In the release, Virginia Lt. Gov. Bill Bolling urged all Virginians to take the time to assemble household emergency plans and emergency kits.
A good way to start is by downloading the Red Cross free mobile app that provides information on disaster preparedness, Bolling said.
“Preparedness can make a critical difference in the outcome of emergency situations,” he said. “Do not delay in taking steps to better protect yourself and your loved ones.”
The city of Suffolk last put to use its emergency operations center at Fire and Rescue’s King’s Fork headquarters during 2011’s Hurricane Irene, Judkins said.
During such emergencies, the center allows the city to curate and disseminate information to help keep the public safe.
For officials like Judkins, complacency is a common enemy. “There’s a generation of people (in Suffolk) that really have no experience of a hurricane, unless they came here from a different area with more hurricanes,” he said.
The city also prepares for other types of disasters, including earthquakes and terrorist attacks, but hurricanes still pose the greatest local risk, he said.
Judkins said flooding is the biggest risk to Suffolk associated with hurricanes, and he advised citizens to learn their own flood risk.
“Regardless of where you live in the city, you need to be aware what flooding conditions prevail in that area,” he said, adding his office can provide that information.
Household emergency plans — he referred to them as family communication plans — should consider the structural strength of the home, where the nearest public shelter is, and family or friends that can be called upon, Judkins said.

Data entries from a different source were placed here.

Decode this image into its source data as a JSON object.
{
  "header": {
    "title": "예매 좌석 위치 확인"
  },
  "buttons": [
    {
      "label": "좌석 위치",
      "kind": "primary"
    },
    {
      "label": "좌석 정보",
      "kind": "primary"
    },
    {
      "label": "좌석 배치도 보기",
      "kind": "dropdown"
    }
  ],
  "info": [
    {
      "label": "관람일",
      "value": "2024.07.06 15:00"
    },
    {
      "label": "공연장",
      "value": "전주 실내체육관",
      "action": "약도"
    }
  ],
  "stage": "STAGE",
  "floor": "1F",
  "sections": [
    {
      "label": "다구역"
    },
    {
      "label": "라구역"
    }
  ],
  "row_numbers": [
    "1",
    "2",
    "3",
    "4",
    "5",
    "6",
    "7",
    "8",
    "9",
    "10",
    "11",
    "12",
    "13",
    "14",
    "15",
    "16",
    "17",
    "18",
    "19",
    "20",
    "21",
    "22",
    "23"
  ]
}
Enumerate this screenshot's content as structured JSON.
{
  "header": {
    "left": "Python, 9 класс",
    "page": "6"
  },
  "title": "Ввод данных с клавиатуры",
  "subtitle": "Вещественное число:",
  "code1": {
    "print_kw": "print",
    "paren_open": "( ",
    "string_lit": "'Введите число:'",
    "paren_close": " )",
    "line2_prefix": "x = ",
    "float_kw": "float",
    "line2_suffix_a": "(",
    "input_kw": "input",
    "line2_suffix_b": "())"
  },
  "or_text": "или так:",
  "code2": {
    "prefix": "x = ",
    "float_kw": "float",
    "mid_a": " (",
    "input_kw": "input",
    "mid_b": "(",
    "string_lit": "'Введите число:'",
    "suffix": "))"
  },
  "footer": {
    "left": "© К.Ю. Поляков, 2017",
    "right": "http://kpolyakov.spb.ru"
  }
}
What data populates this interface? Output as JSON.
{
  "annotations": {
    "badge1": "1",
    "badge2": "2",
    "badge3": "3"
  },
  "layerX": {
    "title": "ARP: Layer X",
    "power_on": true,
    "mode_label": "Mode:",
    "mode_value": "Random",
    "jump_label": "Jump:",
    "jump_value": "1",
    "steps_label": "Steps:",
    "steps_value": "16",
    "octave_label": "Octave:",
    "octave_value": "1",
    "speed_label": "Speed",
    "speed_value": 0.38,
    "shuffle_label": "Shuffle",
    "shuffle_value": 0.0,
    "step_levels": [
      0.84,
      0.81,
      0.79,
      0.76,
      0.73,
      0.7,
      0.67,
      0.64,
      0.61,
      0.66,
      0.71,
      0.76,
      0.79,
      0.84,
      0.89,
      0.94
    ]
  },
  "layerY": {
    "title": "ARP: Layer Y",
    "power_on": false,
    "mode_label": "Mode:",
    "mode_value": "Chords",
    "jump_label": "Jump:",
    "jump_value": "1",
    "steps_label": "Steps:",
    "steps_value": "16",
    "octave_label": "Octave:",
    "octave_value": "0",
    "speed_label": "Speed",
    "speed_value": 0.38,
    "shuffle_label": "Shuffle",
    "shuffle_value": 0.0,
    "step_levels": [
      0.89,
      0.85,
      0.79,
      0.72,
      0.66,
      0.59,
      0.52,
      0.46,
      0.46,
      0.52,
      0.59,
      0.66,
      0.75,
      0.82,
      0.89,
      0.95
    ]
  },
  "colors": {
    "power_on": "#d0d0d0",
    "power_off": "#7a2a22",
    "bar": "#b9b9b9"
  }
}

“It’s a working document at least reviewed once a year, or every time of implementation,” he said.